▸ **WHAT IS REQUIRED**
Only lines with the string "header" should be returned from the data below.

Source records
····················

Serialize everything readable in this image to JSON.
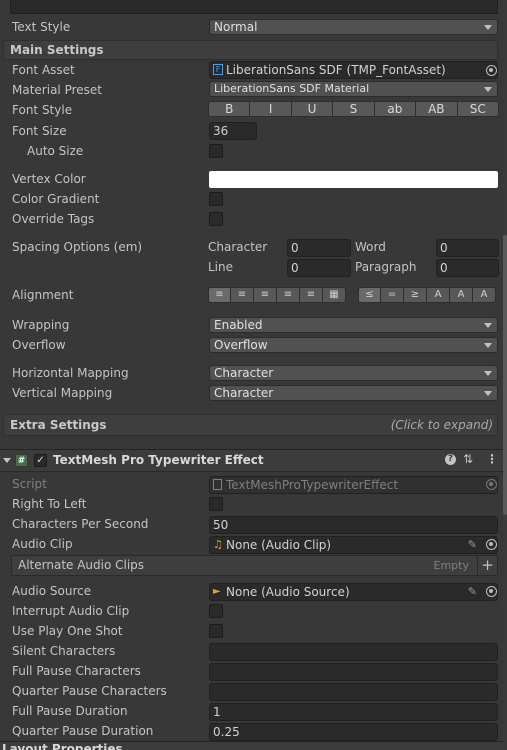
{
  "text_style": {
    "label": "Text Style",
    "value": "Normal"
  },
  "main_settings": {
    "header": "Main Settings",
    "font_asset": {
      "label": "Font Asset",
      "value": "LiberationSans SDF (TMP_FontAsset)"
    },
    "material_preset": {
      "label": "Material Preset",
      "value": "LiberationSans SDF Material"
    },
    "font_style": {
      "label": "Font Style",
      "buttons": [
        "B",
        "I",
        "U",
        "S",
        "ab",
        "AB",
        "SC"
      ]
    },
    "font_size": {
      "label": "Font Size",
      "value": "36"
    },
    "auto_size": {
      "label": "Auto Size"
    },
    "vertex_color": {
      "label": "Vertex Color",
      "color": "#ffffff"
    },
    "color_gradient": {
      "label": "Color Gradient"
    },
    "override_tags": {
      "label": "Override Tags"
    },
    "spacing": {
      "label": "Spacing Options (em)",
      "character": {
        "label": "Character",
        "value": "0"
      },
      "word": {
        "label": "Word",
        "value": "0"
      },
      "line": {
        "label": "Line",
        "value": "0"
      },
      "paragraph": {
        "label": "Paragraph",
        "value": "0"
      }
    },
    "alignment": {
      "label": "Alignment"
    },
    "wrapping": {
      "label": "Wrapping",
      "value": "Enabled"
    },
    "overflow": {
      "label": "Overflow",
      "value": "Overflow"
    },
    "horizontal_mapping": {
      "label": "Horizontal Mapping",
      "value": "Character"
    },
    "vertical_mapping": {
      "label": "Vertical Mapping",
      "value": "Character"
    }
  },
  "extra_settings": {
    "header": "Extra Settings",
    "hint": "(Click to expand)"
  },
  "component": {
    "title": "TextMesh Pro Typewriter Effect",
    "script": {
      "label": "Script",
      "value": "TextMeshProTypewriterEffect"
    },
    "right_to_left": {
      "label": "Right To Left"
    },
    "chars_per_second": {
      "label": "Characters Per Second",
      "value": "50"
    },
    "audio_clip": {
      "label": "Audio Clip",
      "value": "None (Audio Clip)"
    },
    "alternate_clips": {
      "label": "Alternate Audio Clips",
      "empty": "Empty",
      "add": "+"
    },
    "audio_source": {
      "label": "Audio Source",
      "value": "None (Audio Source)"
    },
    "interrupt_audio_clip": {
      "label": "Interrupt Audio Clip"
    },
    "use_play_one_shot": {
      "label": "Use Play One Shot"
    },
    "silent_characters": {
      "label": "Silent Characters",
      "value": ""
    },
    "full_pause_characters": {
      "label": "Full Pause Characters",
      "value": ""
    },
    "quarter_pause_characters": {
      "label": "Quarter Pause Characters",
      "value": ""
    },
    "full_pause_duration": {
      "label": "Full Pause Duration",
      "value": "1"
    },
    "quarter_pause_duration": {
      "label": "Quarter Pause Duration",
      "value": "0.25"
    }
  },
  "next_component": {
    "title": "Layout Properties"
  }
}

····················

▸ **ANSWER TO THE EXERCISE**
    "header": "Main Settings",
    "header": "Extra Settings",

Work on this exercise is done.